To kick off the application cycle, the Department recently hosted the fourth annual SFSP Summer Summit at the Second Harvest Food Bank of Middle Tennessee. The event brought together guests from the United States Department of Agriculture Food Nutrition Service (USDA-FNS), non-profit organizations, past summer food program sponsors, partner state agencies, national subject matter experts, and many others. The Summer Summit served as an idea bank, resource, and networking opportunity that allows SFSP sponsors to maximize efficiency and reach children in need.

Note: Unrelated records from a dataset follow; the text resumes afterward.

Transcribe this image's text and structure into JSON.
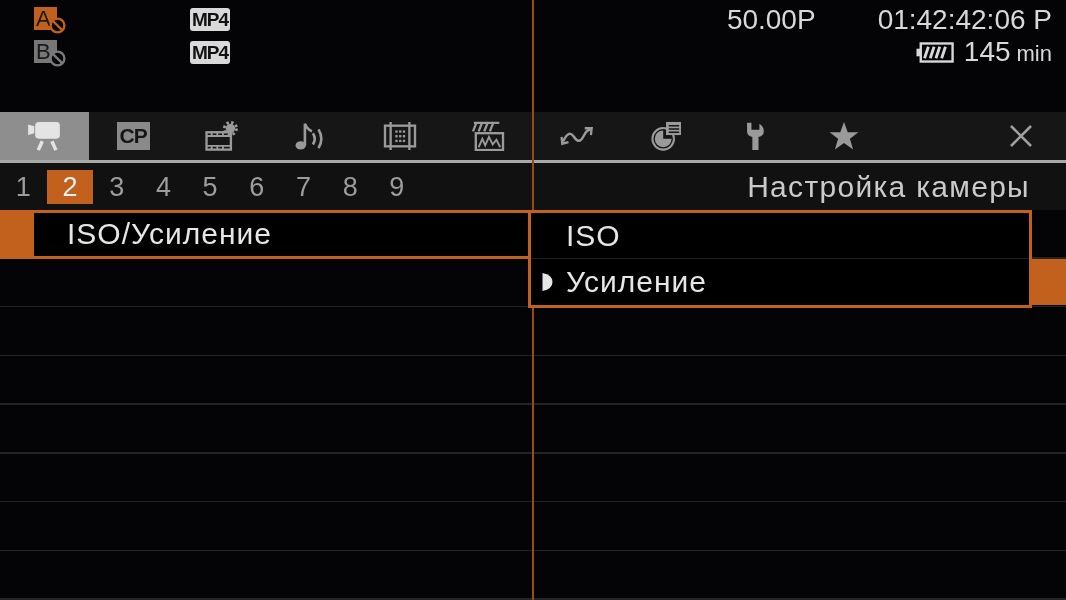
{
  "status": {
    "slots": [
      {
        "label": "A",
        "selected": true,
        "format": "MP4"
      },
      {
        "label": "B",
        "selected": false,
        "format": "MP4"
      }
    ],
    "frame_rate": "50.00P",
    "timecode": "01:42:42:06 P",
    "remaining": "145",
    "remaining_unit": "min"
  },
  "tabs": [
    {
      "kind": "camera",
      "selected": true
    },
    {
      "kind": "custom_picture",
      "label": "CP",
      "selected": false
    },
    {
      "kind": "film_gear",
      "selected": false
    },
    {
      "kind": "audio",
      "selected": false
    },
    {
      "kind": "frame",
      "selected": false
    },
    {
      "kind": "waveform",
      "selected": false
    },
    {
      "kind": "assign",
      "selected": false
    },
    {
      "kind": "media",
      "selected": false
    },
    {
      "kind": "wrench",
      "selected": false
    },
    {
      "kind": "star",
      "selected": false
    }
  ],
  "pages": [
    {
      "label": "1",
      "selected": false
    },
    {
      "label": "2",
      "selected": true
    },
    {
      "label": "3",
      "selected": false
    },
    {
      "label": "4",
      "selected": false
    },
    {
      "label": "5",
      "selected": false
    },
    {
      "label": "6",
      "selected": false
    },
    {
      "label": "7",
      "selected": false
    },
    {
      "label": "8",
      "selected": false
    },
    {
      "label": "9",
      "selected": false
    }
  ],
  "page_title": "Настройка камеры",
  "menu": {
    "items": [
      {
        "label": "ISO/Усиление",
        "selected": true,
        "submenu": [
          {
            "label": "ISO",
            "selected": false,
            "current": false
          },
          {
            "label": "Усиление",
            "selected": true,
            "current": true
          }
        ]
      }
    ]
  }
}
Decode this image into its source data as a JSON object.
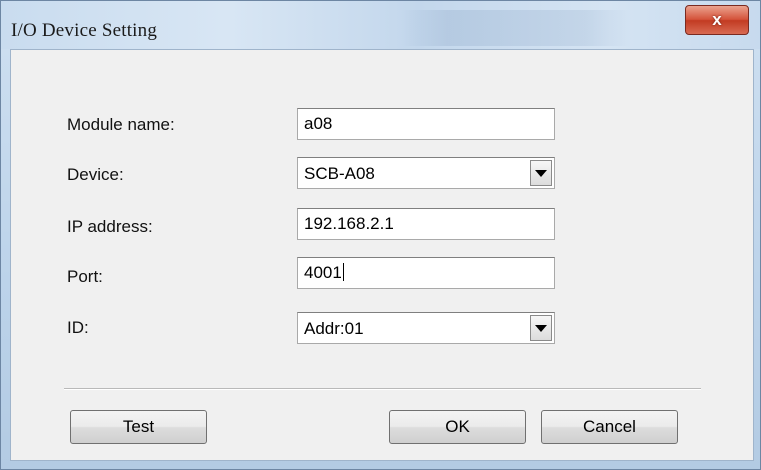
{
  "window": {
    "title": "I/O Device Setting",
    "close_label": "x"
  },
  "form": {
    "module_name": {
      "label": "Module name:",
      "value": "a08"
    },
    "device": {
      "label": "Device:",
      "value": "SCB-A08"
    },
    "ip_address": {
      "label": "IP address:",
      "value": "192.168.2.1"
    },
    "port": {
      "label": "Port:",
      "value": "4001"
    },
    "id": {
      "label": "ID:",
      "value": "Addr:01"
    }
  },
  "buttons": {
    "test": "Test",
    "ok": "OK",
    "cancel": "Cancel"
  }
}
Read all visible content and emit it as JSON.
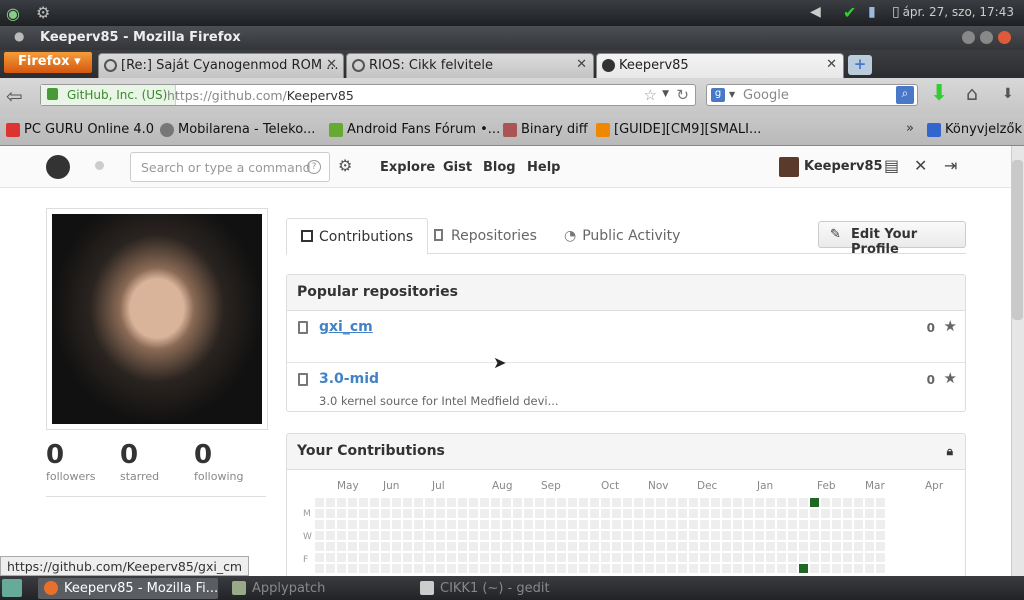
{
  "system": {
    "clock": "ápr. 27, szo, 17:43"
  },
  "window": {
    "title": "Keeperv85 - Mozilla Firefox"
  },
  "browser": {
    "menu_label": "Firefox",
    "tabs": [
      {
        "label": "[Re:] Saját Cyanogenmod ROM ...",
        "active": false
      },
      {
        "label": "RIOS: Cikk felvitele",
        "active": false
      },
      {
        "label": "Keeperv85",
        "active": true
      }
    ],
    "new_tab": "+",
    "identity": "GitHub, Inc. (US)",
    "url_prefix": "https://github.com/",
    "url_path": "Keeperv85",
    "search_placeholder": "Google",
    "bookmarks": [
      {
        "label": "PC GURU Online 4.0",
        "color": "#d33"
      },
      {
        "label": "Mobilarena - Teleko...",
        "color": "#777"
      },
      {
        "label": "Android Fans Fórum •...",
        "color": "#6a3"
      },
      {
        "label": "Binary diff",
        "color": "#a55"
      },
      {
        "label": "[GUIDE][CM9][SMALI...",
        "color": "#e80"
      },
      {
        "label": "Könyvjelzők",
        "color": "#36c"
      }
    ]
  },
  "github": {
    "search_placeholder": "Search or type a command",
    "nav": [
      "Explore",
      "Gist",
      "Blog",
      "Help"
    ],
    "username": "Keeperv85",
    "stats": [
      {
        "value": "0",
        "label": "followers"
      },
      {
        "value": "0",
        "label": "starred"
      },
      {
        "value": "0",
        "label": "following"
      }
    ],
    "tabs": [
      "Contributions",
      "Repositories",
      "Public Activity"
    ],
    "edit_profile": "Edit Your Profile",
    "popular_title": "Popular repositories",
    "repos": [
      {
        "name": "gxi_cm",
        "description": "",
        "stars": "0"
      },
      {
        "name": "3.0-mid",
        "description": "3.0 kernel source for Intel Medfield devi...",
        "stars": "0"
      }
    ],
    "contrib_title": "Your Contributions",
    "months": [
      "May",
      "Jun",
      "Jul",
      "Aug",
      "Sep",
      "Oct",
      "Nov",
      "Dec",
      "Jan",
      "Feb",
      "Mar",
      "Apr"
    ],
    "days": [
      "M",
      "W",
      "F"
    ]
  },
  "status_url": "https://github.com/Keeperv85/gxi_cm",
  "taskbar": [
    {
      "label": "Keeperv85 - Mozilla Fi...",
      "active": true
    },
    {
      "label": "Applypatch",
      "active": false
    },
    {
      "label": "CIKK1 (~) - gedit",
      "active": false
    }
  ]
}
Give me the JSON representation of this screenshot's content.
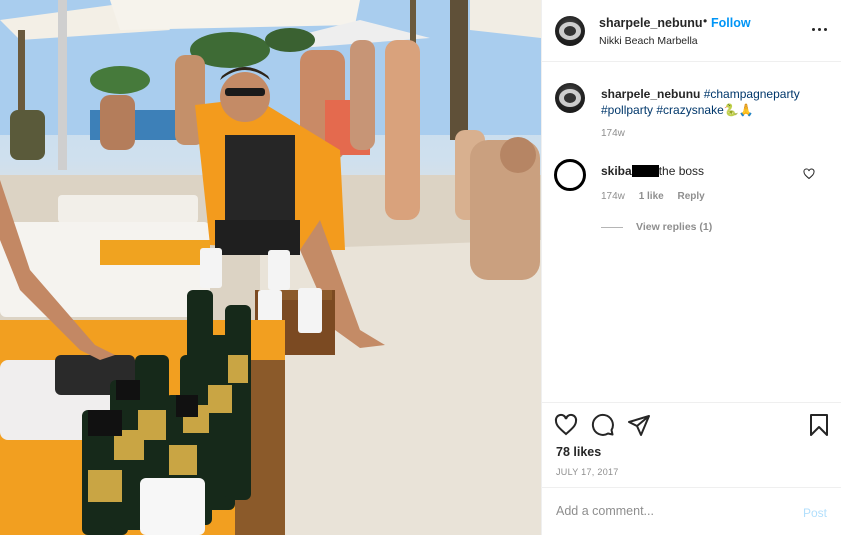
{
  "post": {
    "username": "sharpele_nebunu",
    "follow_separator": "•",
    "follow_label": "Follow",
    "location": "Nikki Beach Marbella",
    "more_icon": "more-horizontal-icon"
  },
  "caption": {
    "username": "sharpele_nebunu",
    "hashtags": [
      "#champagneparty",
      "#pollparty",
      "#crazysnake"
    ],
    "emojis": [
      "🐍",
      "🙏"
    ],
    "time": "174w"
  },
  "comments": [
    {
      "username": "skiba",
      "text": "the boss",
      "time": "174w",
      "likes": "1 like",
      "reply_label": "Reply",
      "view_replies": "View replies (1)"
    }
  ],
  "actions": {
    "likes": "78 likes",
    "date": "JULY 17, 2017",
    "icons": [
      "heart-icon",
      "comment-icon",
      "share-icon",
      "bookmark-icon"
    ]
  },
  "comment_box": {
    "placeholder": "Add a comment...",
    "post_label": "Post"
  },
  "colors": {
    "link_blue": "#0095f6",
    "hashtag_blue": "#00376b",
    "post_disabled": "#b2dffc",
    "secondary_text": "#8e8e8e"
  }
}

“The Summer Summit is a great way to bring everyone to the table to kick off this year’s Summer Food Service Program. Organizations are here with an intense focus to learn, brainstorm, and make a difference for children and families,” said TDHS Commissioner, Dr. Raquel Hatter. “We appreciate their enthusiasm and look forward to a successful summer. A special thanks to our community partners and USDA-FNS for their support of this very important session.”

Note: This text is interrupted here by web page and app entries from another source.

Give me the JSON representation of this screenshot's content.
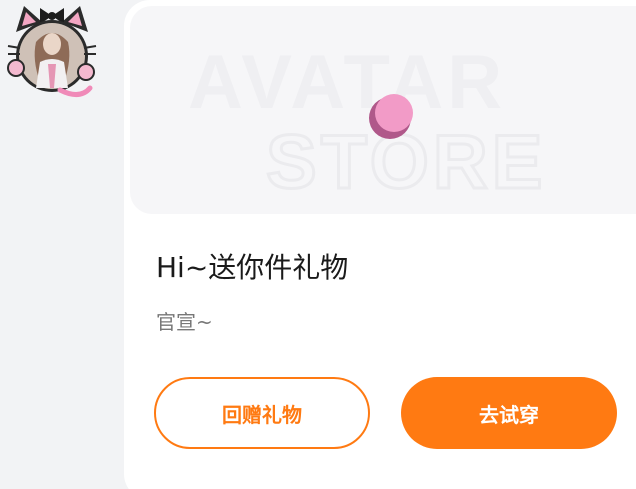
{
  "avatar": {
    "icon": "cat-ear-avatar-frame"
  },
  "gift_card": {
    "banner": {
      "line1": "AVATAR",
      "line2": "STORE",
      "loading_color": "#f08ab8"
    },
    "title": "Hi~送你件礼物",
    "subtitle": "官宣~",
    "buttons": {
      "gift_back": "回赠礼物",
      "try_on": "去试穿"
    },
    "accent_color": "#ff7a12"
  }
}
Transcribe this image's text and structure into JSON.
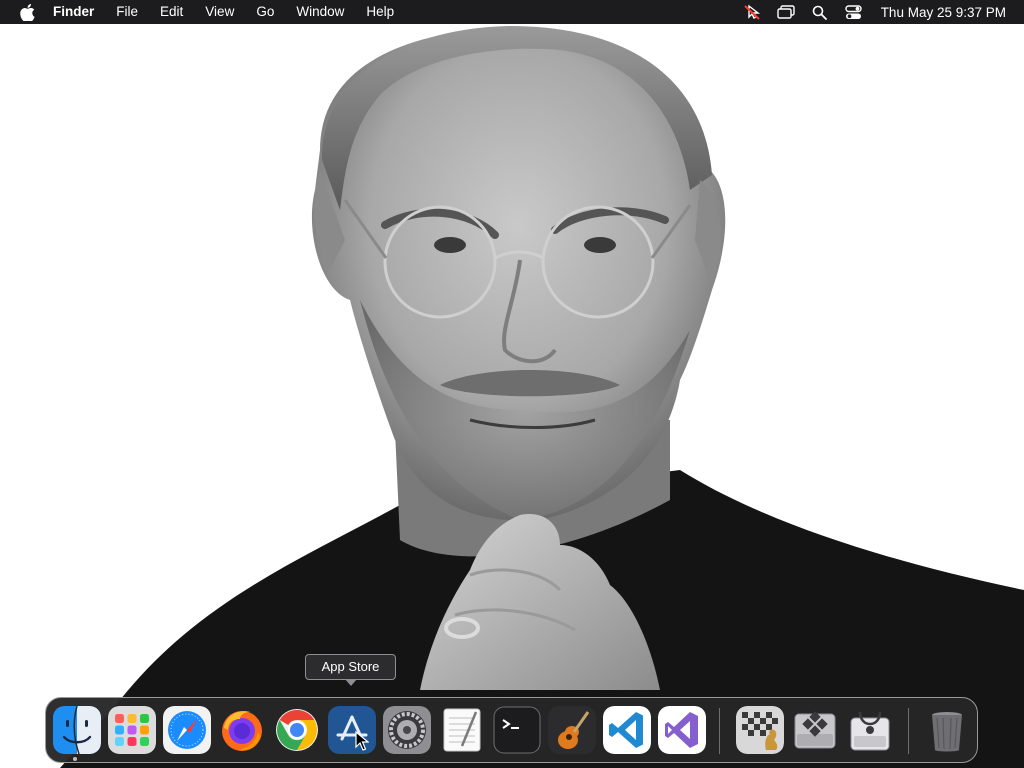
{
  "menubar": {
    "app_name": "Finder",
    "items": [
      "File",
      "Edit",
      "View",
      "Go",
      "Window",
      "Help"
    ],
    "clock": "Thu May 25  9:37 PM",
    "status_icons": [
      "pointer-off-icon",
      "screens-icon",
      "search-icon",
      "control-center-icon"
    ]
  },
  "tooltip": {
    "text": "App Store"
  },
  "dock": {
    "apps": [
      {
        "name": "Finder",
        "icon": "finder-icon",
        "running": true
      },
      {
        "name": "Launchpad",
        "icon": "launchpad-icon"
      },
      {
        "name": "Safari",
        "icon": "safari-icon"
      },
      {
        "name": "Firefox",
        "icon": "firefox-icon"
      },
      {
        "name": "Google Chrome",
        "icon": "chrome-icon"
      },
      {
        "name": "App Store",
        "icon": "app-store-icon",
        "hovered": true
      },
      {
        "name": "System Preferences",
        "icon": "system-preferences-icon"
      },
      {
        "name": "TextEdit",
        "icon": "textedit-icon"
      },
      {
        "name": "Terminal",
        "icon": "terminal-icon"
      },
      {
        "name": "GarageBand",
        "icon": "garageband-icon"
      },
      {
        "name": "Visual Studio Code",
        "icon": "vscode-icon"
      },
      {
        "name": "Visual Studio",
        "icon": "visual-studio-icon"
      },
      {
        "name": "Chess",
        "icon": "chess-icon"
      },
      {
        "name": "Boot Camp Assistant",
        "icon": "boot-camp-icon"
      },
      {
        "name": "Disk Utility",
        "icon": "disk-utility-icon"
      },
      {
        "name": "Trash",
        "icon": "trash-icon"
      }
    ]
  },
  "colors": {
    "menubar_bg": "#1c1c1e",
    "dock_bg": "#262628",
    "tooltip_bg": "#2c2c2e"
  }
}
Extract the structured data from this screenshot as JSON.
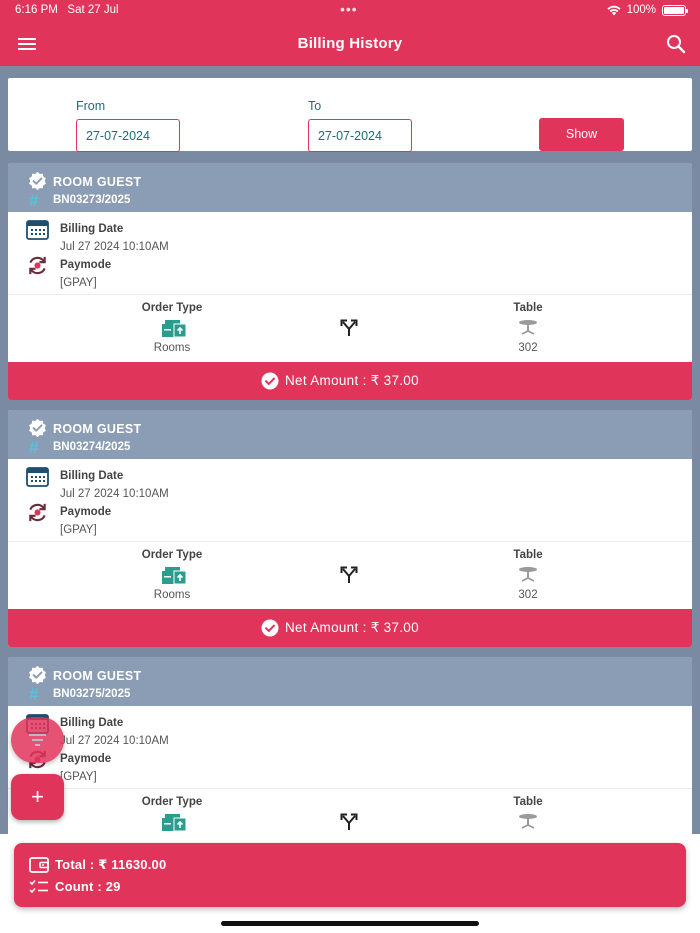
{
  "status_bar": {
    "time": "6:16 PM",
    "date": "Sat 27 Jul",
    "battery": "100%"
  },
  "appbar": {
    "title": "Billing History"
  },
  "filter": {
    "from_label": "From",
    "from_value": "27-07-2024",
    "to_label": "To",
    "to_value": "27-07-2024",
    "show_label": "Show"
  },
  "labels": {
    "billing_date": "Billing Date",
    "paymode": "Paymode",
    "order_type": "Order Type",
    "table": "Table"
  },
  "bills": [
    {
      "guest": "ROOM GUEST",
      "bill_no": "BN03273/2025",
      "billing_date": "Jul 27 2024 10:10AM",
      "paymode": "[GPAY]",
      "order_type": "Rooms",
      "table": "302",
      "net_amount": "Net Amount : ₹ 37.00"
    },
    {
      "guest": "ROOM GUEST",
      "bill_no": "BN03274/2025",
      "billing_date": "Jul 27 2024 10:10AM",
      "paymode": "[GPAY]",
      "order_type": "Rooms",
      "table": "302",
      "net_amount": "Net Amount : ₹ 37.00"
    },
    {
      "guest": "ROOM GUEST",
      "bill_no": "BN03275/2025",
      "billing_date": "Jul 27 2024 10:10AM",
      "paymode": "[GPAY]",
      "order_type": "",
      "table": "",
      "net_amount": ""
    }
  ],
  "footer": {
    "total": "Total : ₹ 11630.00",
    "count": "Count : 29"
  },
  "icons": {
    "menu": "hamburger-icon",
    "search": "search-icon",
    "verified": "verified-badge-icon",
    "hash": "hash-icon",
    "calendar": "calendar-icon",
    "paymode": "payment-cycle-icon",
    "order_type": "room-service-icon",
    "split": "split-arrows-icon",
    "table": "table-icon",
    "check": "check-circle-icon",
    "filter": "filter-icon",
    "add": "plus-icon",
    "wallet": "wallet-icon",
    "count": "checklist-icon"
  },
  "colors": {
    "primary": "#e0345a",
    "card_header": "#8b9db4",
    "background": "#7a8aa3",
    "order_icon": "#2a9d8f",
    "hash": "#5bc0de"
  }
}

Last summer, more than 70 SFSP sponsors across the state helped provide approximately 3.6 million meals in support of children and families. There remains an unmet need, as one in four Tennessee children live in food insecure households where parents at times have to decide between food and other household necessities. Inadequate access to nutritional foods for children is known to have long lasting negative health impacts.

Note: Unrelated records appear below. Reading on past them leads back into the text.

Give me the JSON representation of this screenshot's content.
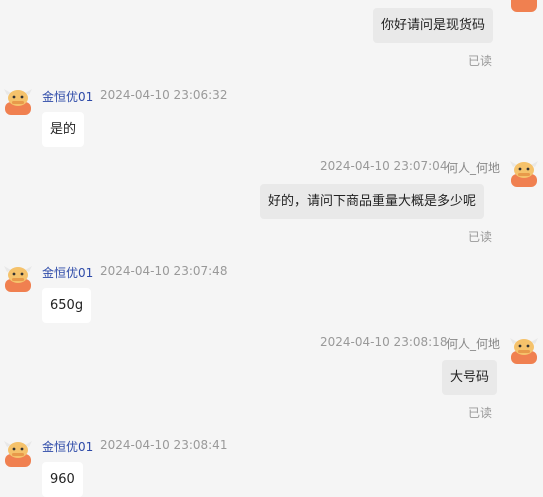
{
  "conversation": {
    "messages": [
      {
        "direction": "out",
        "text": "你好请问是现货码",
        "read": "已读"
      },
      {
        "direction": "in",
        "sender": "金恒优01",
        "time": "2024-04-10 23:06:32",
        "text": "是的"
      },
      {
        "direction": "out",
        "sender": "何人_何地",
        "time": "2024-04-10 23:07:04",
        "text": "好的，请问下商品重量大概是多少呢",
        "read": "已读"
      },
      {
        "direction": "in",
        "sender": "金恒优01",
        "time": "2024-04-10 23:07:48",
        "text": "650g"
      },
      {
        "direction": "out",
        "sender": "何人_何地",
        "time": "2024-04-10 23:08:18",
        "text": "大号码",
        "read": "已读"
      },
      {
        "direction": "in",
        "sender": "金恒优01",
        "time": "2024-04-10 23:08:41",
        "text": "960"
      }
    ]
  },
  "icons": {
    "avatar": "cartoon-bull-avatar-icon"
  },
  "colors": {
    "avatar_orange": "#f08050",
    "sender_name": "#2d4aa8",
    "incoming_bubble": "#ffffff",
    "outgoing_bubble": "#e9e9e9"
  }
}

“Partnerships are key to the success of summer meals. Program sponsors and community partners serve more children and families when meals are made available in locations where physical or enrichment programming are in place,” said Derrick Lambert, Program Manager with the Share Our Strength, No Kid Hungry Center for Best Practices. “Working together to feed children where they live, learn, and play helps maximize awareness of and participation in federal meal programs that combat summer hunger and support school readiness. Every child in Tennessee deserves regular access to healthy meals when school is out, and the Summer Food Service Program is one of our best tools to make sure no child goes hungry at this crucial time of year. This year’s summit brought together key players to help make this vision a reality.”


The Summer Food Service Program is available to eligible sponsors including public schools, religious organizations, private non-profit organizations, government entities, and non-profit residential camps.  Sponsors are reimbursed on a per meal basis for meals served to eligible children and may sponsor the Summer Food Service Program at one or more sites.


Children age 18 and under are eligible to receive meals through the SFSP.  In addition, a person 19 years of age and older who has a mental or physical disability and  participates during the school year in a public or private non-profit school program established for individuals with disabilities, is also eligible to receive meals.


Applications are available February 1, 2017 and will be accepted until May 1, 2017. If your organization is interested in sponsoring the SFSP in your community, or becoming a feeding site under an existing sponsor, please contact the Department of Human Services by e-mail at or by phone at (615) 313-4749.


For more information on the Summer Food Service Program, please visit: .


To add your strength to the effort to end hunger, send an email to  Join the call to action for Tennesseans to fight hunger in their local communities by donating, volunteering, raising awareness and other activities that support the end of hunger.


In accordance with Federal civil rights law and U.S. Department of Agriculture (USDA) civil rights regulations and policies, the USDA, its Agencies, offices, and employees, and institutions participating in or administering USDA programs are prohibited from discriminating based on race, color, national origin, sex, religious creed, disability, age, political beliefs, or reprisal or retaliation for prior civil rights activity in any program or activity conducted or funded by USDA. Persons with disabilities who require alternative means of communication for program information (e.g. Braille, large print, audiotape, American Sign Language, etc.), should contact the Agency (State or local) where they applied for benefits.  Individuals who are deaf, hard of hearing or have speech disabilities may contact USDA through the Federal Relay Service at (800) 877-8339.  Additionally, program information may be made available in languages other than English. To file a program complaint of discrimination, complete the USDA Program Discrimination Complaint Form, (AD-3027) found online at:, and at any USDA office, or write a letter addressed to USDA and provide in the letter all of the information requested in the form. To request a copy of the complaint form, call (866) 632-9992.  Submit your completed form or letter to USDA by: (1)  mail: U.S. Department of Agriculture  Office of the Assistant Secretary for Civil Rights 1400 Independence Avenue, SW Washington, D.C. 20250-9410; (2) fax: (202) 690-7442; or (3) email: This institution is an equal opportunity provider.